Sunday, 1 February 2009

Soupe á l’onion pas typique (A different onion soup)

Imagine a bistro in Paris—the late night meals in cramped, lively rooms that even now are conjured up in sepia tones—and French onion soup seems to play as iconic a role as the nicotine-stained mirrors and clinking wine glasses.

Fittingly, Julia Child, that great lover of Paris and its food, is said to have eaten French onion soup at her last meal. And the proprietors of French restaurants—eager to appeal to memory and imagination alike—wisely place Soupe á l'onion gratineé on the menu.

It was surely not coincidental that my first restaurant meal after moving to Paris began with a bowl of French Onion Soup.

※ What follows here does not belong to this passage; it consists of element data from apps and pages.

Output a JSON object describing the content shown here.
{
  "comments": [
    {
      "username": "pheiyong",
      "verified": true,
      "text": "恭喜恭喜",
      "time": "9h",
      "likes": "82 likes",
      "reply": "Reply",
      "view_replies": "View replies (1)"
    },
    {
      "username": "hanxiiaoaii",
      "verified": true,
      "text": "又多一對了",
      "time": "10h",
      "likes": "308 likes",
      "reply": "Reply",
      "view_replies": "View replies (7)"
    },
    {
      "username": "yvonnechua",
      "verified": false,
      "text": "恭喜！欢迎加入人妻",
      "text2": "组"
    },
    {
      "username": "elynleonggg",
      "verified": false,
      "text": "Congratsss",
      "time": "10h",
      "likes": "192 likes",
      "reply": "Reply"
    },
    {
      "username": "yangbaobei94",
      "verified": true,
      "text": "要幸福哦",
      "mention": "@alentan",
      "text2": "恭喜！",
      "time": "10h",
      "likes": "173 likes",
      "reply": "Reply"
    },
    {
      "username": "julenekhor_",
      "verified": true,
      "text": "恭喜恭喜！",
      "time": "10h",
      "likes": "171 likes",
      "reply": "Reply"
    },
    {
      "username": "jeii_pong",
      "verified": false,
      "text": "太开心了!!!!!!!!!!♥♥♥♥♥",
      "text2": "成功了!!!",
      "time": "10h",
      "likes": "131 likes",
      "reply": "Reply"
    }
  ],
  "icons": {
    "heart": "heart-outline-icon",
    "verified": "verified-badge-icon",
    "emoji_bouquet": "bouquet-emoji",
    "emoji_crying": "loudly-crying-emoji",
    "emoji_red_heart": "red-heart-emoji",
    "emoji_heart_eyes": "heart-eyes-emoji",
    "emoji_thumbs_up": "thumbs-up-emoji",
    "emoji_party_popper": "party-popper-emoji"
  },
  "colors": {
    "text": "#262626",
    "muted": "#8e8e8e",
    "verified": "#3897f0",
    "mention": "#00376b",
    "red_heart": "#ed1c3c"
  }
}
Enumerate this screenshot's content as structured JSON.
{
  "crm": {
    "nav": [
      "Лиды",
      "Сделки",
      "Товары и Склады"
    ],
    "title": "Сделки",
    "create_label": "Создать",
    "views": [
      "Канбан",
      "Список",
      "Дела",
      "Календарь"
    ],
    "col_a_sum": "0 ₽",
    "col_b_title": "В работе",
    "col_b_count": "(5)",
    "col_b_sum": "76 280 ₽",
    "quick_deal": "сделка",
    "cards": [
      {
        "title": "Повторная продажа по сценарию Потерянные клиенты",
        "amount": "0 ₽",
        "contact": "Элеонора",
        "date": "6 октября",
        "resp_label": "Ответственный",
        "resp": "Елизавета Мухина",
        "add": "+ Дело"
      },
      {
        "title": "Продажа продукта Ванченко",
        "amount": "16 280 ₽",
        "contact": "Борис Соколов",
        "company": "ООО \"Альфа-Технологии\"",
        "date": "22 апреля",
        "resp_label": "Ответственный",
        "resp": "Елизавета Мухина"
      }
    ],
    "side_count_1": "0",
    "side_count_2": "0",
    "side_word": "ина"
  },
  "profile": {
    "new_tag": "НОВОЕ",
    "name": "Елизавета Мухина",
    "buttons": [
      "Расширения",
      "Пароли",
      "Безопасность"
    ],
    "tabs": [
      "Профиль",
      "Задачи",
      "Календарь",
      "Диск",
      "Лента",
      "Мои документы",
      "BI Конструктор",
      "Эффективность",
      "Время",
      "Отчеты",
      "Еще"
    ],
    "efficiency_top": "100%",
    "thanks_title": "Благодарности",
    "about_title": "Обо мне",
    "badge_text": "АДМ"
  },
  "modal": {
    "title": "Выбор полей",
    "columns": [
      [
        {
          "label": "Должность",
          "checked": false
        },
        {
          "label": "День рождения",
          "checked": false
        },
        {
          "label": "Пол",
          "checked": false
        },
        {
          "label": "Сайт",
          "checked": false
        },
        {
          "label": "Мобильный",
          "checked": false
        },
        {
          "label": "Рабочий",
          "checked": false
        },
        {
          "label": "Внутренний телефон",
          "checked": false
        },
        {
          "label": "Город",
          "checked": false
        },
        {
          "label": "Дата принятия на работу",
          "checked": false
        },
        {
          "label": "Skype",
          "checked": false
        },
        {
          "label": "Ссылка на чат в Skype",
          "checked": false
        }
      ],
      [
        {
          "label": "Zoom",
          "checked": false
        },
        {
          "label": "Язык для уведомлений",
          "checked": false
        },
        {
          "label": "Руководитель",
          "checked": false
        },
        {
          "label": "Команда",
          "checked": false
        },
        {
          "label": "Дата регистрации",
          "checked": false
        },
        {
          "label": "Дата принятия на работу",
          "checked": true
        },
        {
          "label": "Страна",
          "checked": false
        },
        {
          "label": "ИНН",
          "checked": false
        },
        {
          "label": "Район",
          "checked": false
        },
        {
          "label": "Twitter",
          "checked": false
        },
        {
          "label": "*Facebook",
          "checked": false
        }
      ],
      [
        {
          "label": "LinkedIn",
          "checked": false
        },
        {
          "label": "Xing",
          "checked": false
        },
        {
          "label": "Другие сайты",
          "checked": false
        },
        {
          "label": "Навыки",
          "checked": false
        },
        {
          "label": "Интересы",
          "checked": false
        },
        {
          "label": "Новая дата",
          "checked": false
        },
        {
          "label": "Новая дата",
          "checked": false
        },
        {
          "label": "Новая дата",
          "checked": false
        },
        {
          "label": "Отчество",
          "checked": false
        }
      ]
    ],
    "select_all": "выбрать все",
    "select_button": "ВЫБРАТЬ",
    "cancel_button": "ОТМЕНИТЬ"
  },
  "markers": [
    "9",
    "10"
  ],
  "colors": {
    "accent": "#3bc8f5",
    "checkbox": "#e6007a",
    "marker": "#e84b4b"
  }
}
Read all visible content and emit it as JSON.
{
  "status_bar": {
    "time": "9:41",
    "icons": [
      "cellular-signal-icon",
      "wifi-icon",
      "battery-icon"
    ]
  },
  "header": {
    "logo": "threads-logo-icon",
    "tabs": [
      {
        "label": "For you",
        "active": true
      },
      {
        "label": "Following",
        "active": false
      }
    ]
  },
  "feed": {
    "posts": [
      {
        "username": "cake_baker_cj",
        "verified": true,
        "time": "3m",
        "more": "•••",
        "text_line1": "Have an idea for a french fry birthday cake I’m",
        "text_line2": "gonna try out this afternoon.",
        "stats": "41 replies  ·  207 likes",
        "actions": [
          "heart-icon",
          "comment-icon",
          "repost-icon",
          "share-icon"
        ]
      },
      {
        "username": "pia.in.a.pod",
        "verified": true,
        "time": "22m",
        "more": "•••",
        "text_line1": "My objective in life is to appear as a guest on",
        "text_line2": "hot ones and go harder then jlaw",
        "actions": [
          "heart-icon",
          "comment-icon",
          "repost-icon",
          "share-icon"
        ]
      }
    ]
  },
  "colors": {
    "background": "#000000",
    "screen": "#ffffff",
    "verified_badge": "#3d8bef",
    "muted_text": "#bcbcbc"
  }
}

But whether it was an overload of expectations, or just an overdose of salt in the kitchen, the supposedly famous version served at Aux Pieds des Cochons was less than the sum of its parts.

And so it was elsewhere—indifferent bread, cheese more notable for its generosity than taste, broth that was dark and salty rather than meaty and savoury and onions which would have benefited from a further 30 minutes on a low, slow heat. I began to wonder whether it was simply the melted cheese, not so different from an open-faced toasted sandwich, which accounted for its appeal. Or perhaps it was the bowls, ovenproof white china with small lions-cum-handles on each side.

I thought of making it at home, where I could ensure the quality of the ingredients and be more judicious with the cheese, but never got further than looking at some recipes. The chief barrier was the beef stock, available here either in a cube or after a six-hour ordeal of boiling and skimming beef bones.

But a few Saturday nights ago I arrived home well after dark, my park-walking, cafe-sitting and shoe-browsing having consumed far more time than expected. I had planned to use up leftover bread by making a panade, a savoury bread pudding of sorts layered with slow-cooked onions, grated Gruyere and some chicken stock. But the baking time alone was over 60 minutes, and I wanted to be sitting down with a glass of red wine before the hour was out. A quick search revealed a soupier, unbaked panade, with slow-cooked onions simmered with stock, ladled over garlic toast and finished with cheese.

Homemade chicken stock added depth without overwhelming the onions, which were unctuously soft and sweet. The raw garlic on the toast was sharp and bright, and by the second bowl I managed to distribute the cheese so that it formed small, creamy globules rather than long, pizza-like strands.

Unlike at Aux Pieds des Cochons, there’s no one in my kitchen to rustle up onion soup at any hour of day or night. But in any case, what French chef would concede that a dish which is so typiquement francais could possibly be improved upon? Perhaps, though, they'll lend me some of those bowls.

A Different Onion Soup

Adapted from Skye Gyngell, A Year in My Kitchen
Serves 2, can easily be doubled
Total time: 50 minutes-1 hour; Active time: 25 minutes

Olive oil
3 medium onions
2 sprigs thyme
2 bay leaves
3-4 cups chicken stock, not from a cube
1 clove garlic
4 slices day-old country bread
Fresh-grated Gruyere or Emmenthal, anywhere from a few tablespoons to a heaping handful depending on taste

Film a large, heavy skillet with olive oil and warm on a low heat. Slice the onions in half, then cut into very thin, long strips. Toss to cover with oil, salt and pepper generously and allow to cook gently. Stir every few minutes, adding a tablespoon of water if there is sticking. Continue until the onions are silky-soft and a warm, golden brown, between 30 and 40 minutes. When the onions are nearly finished, heat up the stock, along with the thyme and bay leaf, in a saucepan. Spoon in the cooked onions and simmer, allowing about 10 minutes for the flavours to merge. Adjust seasoning. Toast the bread on both sides, then rub with a cut garlic cube.

Put the bread at the bottom of two deep soup bowls, tearing into large croutons if desired. Pour over the onion stock and sprinkle with cheese.

No comments: